Recommendations that would make things worse


Some of the recommendations made by the counties in their report would make this worse.  They suggest toughening enforcement of penalties for “mandated reporters” of child abuse who fail to report anything and everything.  That will only further scare them into further overloading the system with false reports.  That will both increase the chances of more children needlessly removed from their homes – like Susan Hunsicker – and more children in real danger being overlooked.

Another recommendation seems to suggest in effect, that agencies treat enough false reports as, in itself, evidence of abuse or neglect. That would encourage more malicious reports, as in: “If I just call often enough, they’ll have to substantiate it!” Still another recommendation would needlessly slow down reunification.

It’s the same idiocy that led to passage of similar laws in the wake of the revelations of abuse by another Pennsylvania foster parent – Jerry Sandusky. 

Then, having shown no vision, no insight into their own failings and no creativity about solutions, the county report says: Everything will be fine if you just give us more money! But Pennsylvania already spends on child welfare at the ninth highest rate in America  even when rates of child poverty are factored in.

When the children are inconvenient – institutionalize ‘em!


But it gets worse still.

Having ignored the urgent need to keep children out of the system entirely, they actually recommend making it easier to use the very worst option for children – institutionalizing them. (Of course, they couldn’t know that this recommendation would become public just weeks after still another institution was exposed as a hellhole -- Pennsylvania’s own Glen Mills.)

But even when they’re not Glen Mills, Institutions don’t work --  except for CPS agencies. They can use institutions to get youth like Susan Hunsicker, whose problems the system did so much to cause in the first place -- off their hands and make them someone else’s problem.

The William Barr approach to full disclosure


A page from the report indicates how little
the State of Pennsylvania really wants us to know.

And finally, it’s a good thing there have been detailed news accounts describing what happened in this case, because it’s impossible to figure out from the public version of this report. That part of the report has been redacted into meaninglessness.  In fact, trying to figure out what happened to Susan Hunsicker based on this report is like trying to understand the Mueller Report based on William Barr’s summary.

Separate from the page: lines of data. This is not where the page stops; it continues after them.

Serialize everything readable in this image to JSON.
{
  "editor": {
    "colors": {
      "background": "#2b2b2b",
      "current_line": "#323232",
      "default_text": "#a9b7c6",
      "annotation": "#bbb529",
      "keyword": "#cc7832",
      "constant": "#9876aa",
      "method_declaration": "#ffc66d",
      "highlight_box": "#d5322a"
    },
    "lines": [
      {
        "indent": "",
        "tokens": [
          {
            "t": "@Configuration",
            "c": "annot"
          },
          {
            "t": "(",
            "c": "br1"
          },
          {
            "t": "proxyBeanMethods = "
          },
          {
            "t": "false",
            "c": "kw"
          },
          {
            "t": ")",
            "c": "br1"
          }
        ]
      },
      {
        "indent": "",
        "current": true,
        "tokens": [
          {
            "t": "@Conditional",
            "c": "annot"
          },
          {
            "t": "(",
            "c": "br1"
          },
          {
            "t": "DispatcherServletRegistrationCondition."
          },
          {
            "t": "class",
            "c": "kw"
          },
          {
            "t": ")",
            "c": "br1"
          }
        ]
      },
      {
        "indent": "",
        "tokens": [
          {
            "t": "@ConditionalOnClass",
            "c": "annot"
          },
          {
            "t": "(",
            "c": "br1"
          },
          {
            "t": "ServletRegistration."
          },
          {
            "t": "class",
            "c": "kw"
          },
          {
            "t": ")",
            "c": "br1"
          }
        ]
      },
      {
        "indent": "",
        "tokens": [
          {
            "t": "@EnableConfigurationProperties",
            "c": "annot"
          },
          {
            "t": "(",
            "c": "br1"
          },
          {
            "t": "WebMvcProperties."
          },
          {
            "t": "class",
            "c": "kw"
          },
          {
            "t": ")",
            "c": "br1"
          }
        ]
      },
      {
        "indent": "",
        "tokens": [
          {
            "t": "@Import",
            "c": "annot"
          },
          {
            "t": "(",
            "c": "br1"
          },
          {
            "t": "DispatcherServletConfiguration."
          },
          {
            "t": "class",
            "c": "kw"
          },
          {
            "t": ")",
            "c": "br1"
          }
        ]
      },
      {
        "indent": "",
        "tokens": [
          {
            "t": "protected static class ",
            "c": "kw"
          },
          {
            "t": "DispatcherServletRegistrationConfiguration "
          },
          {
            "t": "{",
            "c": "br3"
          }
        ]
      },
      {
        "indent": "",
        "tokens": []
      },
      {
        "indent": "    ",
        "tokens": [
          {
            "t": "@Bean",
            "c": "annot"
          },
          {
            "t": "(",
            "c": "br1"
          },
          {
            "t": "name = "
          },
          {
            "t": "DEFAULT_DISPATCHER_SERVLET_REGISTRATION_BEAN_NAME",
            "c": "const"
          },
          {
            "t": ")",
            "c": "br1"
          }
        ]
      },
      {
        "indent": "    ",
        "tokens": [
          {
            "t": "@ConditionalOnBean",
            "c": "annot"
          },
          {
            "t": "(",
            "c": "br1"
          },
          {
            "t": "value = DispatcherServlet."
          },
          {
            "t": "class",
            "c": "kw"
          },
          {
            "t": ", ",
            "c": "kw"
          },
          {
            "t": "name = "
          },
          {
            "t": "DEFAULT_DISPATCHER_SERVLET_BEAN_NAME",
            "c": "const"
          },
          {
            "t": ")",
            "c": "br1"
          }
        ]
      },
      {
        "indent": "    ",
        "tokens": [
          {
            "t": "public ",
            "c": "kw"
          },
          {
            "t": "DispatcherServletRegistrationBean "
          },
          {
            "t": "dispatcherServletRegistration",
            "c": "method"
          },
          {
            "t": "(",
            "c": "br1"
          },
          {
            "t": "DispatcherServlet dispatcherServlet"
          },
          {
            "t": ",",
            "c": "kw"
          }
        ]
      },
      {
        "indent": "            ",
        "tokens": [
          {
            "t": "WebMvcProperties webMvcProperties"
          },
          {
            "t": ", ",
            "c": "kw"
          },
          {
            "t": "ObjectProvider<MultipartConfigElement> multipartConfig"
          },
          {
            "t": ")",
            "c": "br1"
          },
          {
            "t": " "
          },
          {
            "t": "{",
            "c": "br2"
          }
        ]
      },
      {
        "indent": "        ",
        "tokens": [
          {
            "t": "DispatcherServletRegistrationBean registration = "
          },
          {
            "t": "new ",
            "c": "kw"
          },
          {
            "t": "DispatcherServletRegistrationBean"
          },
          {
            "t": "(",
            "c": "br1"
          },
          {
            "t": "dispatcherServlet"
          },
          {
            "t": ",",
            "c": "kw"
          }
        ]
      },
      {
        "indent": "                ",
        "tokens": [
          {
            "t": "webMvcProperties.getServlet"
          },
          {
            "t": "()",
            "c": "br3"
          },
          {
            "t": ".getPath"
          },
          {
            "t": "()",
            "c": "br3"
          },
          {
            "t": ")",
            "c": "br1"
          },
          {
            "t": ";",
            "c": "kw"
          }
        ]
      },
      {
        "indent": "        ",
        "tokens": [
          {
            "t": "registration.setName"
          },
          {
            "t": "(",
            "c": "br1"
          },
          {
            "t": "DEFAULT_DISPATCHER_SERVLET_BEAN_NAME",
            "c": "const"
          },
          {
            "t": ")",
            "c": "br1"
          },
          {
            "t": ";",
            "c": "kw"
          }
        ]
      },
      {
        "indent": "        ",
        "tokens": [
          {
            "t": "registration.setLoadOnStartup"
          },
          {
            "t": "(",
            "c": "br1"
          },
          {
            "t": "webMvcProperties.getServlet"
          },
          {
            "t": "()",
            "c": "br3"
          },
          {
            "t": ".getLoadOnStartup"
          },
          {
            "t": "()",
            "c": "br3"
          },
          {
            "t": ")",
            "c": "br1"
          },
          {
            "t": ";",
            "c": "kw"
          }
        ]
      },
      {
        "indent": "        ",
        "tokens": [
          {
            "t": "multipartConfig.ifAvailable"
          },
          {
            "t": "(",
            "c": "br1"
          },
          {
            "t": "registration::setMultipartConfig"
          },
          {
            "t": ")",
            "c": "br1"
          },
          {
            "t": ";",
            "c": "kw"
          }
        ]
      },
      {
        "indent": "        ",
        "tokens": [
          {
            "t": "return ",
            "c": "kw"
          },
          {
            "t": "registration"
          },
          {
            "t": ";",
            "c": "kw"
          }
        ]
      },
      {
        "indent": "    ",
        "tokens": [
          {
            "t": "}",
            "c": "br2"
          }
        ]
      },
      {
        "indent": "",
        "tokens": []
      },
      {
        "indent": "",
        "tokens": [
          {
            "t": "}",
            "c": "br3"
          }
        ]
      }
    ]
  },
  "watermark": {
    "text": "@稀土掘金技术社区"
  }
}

Laws such as the Child Abuse Prevention and Treatment Act put a lot of faith in fatality reviews. So does the execrable report from the so-called Commission to Eliminate Child Abuse and Neglect Fatalities.

But, as the report on the death of Susan Hunsicker makes clear, fatality review can be fatally flawed.